EXERCISE: A faithful copy of every entry, with the pictures removed, is what is needed here.

[Page and application data records]
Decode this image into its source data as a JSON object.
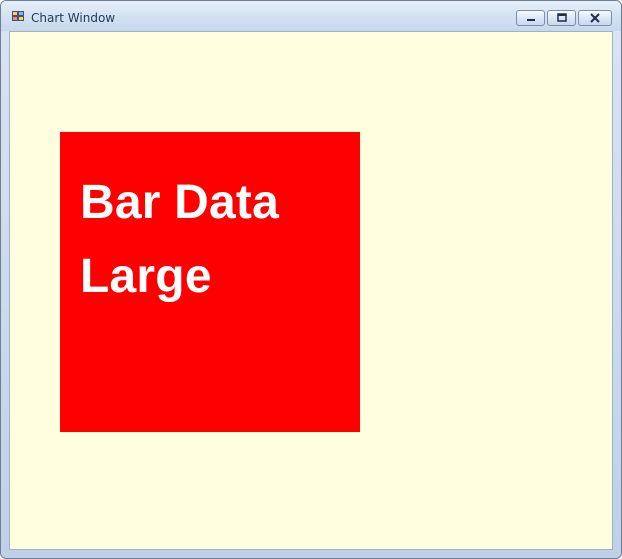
{
  "window": {
    "title": "Chart Window"
  },
  "controls": {
    "minimize": "minimize",
    "maximize": "maximize",
    "close": "close"
  },
  "tile": {
    "line1": "Bar Data",
    "line2": "Large",
    "background": "#ff0000",
    "text_color": "#ffffff"
  },
  "colors": {
    "client_background": "#ffffe0",
    "title_text": "#1e395b"
  }
}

RESPONSE:
Decode this image into its source data as a JSON object.
{
  "window": {
    "title": "Chart Window"
  },
  "controls": {
    "minimize": "minimize",
    "maximize": "maximize",
    "close": "close"
  },
  "tile": {
    "line1": "Bar Data",
    "line2": "Large",
    "background": "#ff0000",
    "text_color": "#ffffff"
  },
  "colors": {
    "client_background": "#ffffe0",
    "title_text": "#1e395b"
  }
}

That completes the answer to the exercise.